Your way, move early...make arrangements "now", in advance and go to the local yardmaster & give them a deposit to guarantee attention when the time is "right"(albeit 'wrong')as a thousand other things will be important then, and a thousand other "bigger" boats will be in front of You, and the mind of the yardmaster. They only have so much space, and stands, and TIME.
*Be SURE to REMOVE the sending Unit for depth sounder
meter, or if You had neither, open the seacock (valve thru the hull) under the galley
sink and REMOVE THE HOSE FROM THE SINK TO IT, THEN OPEN THAT VALVE! Until You've experienced 38" of rain in 6 hours, well, no one can imagine that much rain. Your cockpit
scuppers(drains) often get clogged from blowing trash/debris and Your cockpit
fills like a big funnel dumping the water
in to the interior
of the boat. KNOWING It Can and Will get water
in there and already having a "Drain" open for it to run right back out
prevents any castrophes.*
Anybody on the Gulf Coast
, Southeast Coast will tell You this was excellent advice; he(or she) who hesitates...loses everything
. You'll sleep better while that rain and wind pounds the roof and windows at the house (hopefully inland) as well.
Glad Your problems both
worked out...I'd still have a knowledgeable person lay their eyeballs on that masthead and sheaves before leaving sight of land. Ideally connect with someone else locally who Owns a Similar Hunter
27 and buy them Lunch for a afternoon of "education". Most folks would be glad to share their knowledge...best "lunchmoney" You'll spend this year!
From now until the end of November...Keep an eye on the Weather

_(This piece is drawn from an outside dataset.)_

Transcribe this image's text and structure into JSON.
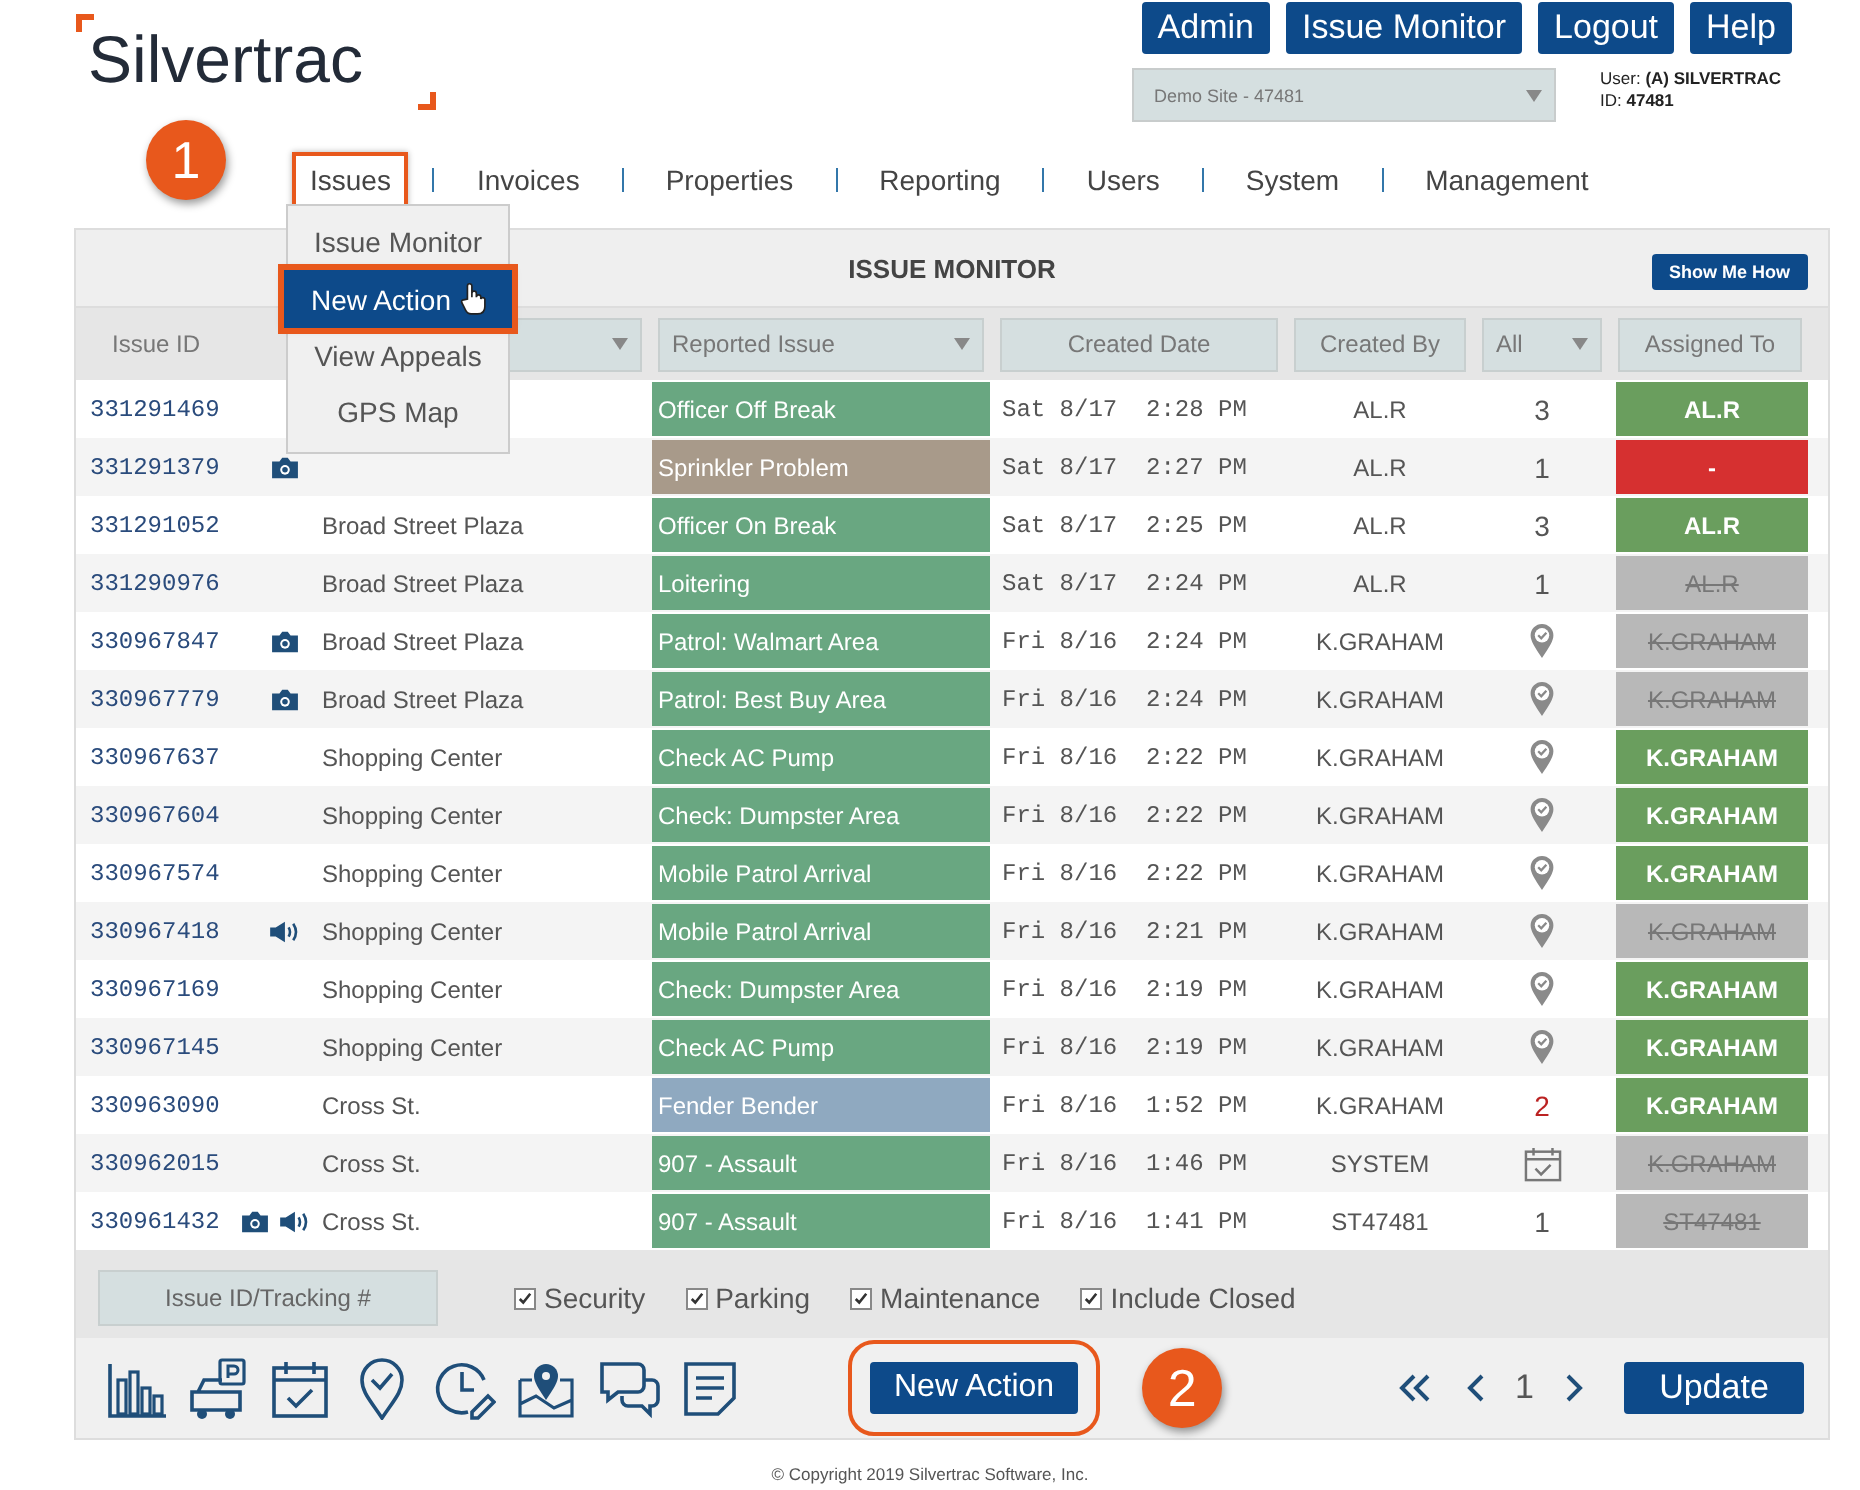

Underground, or NOAA (last 2 online only) at least TWICE a day. Claudette is a classic example of how things can change in 12 hours (even in New Jersey).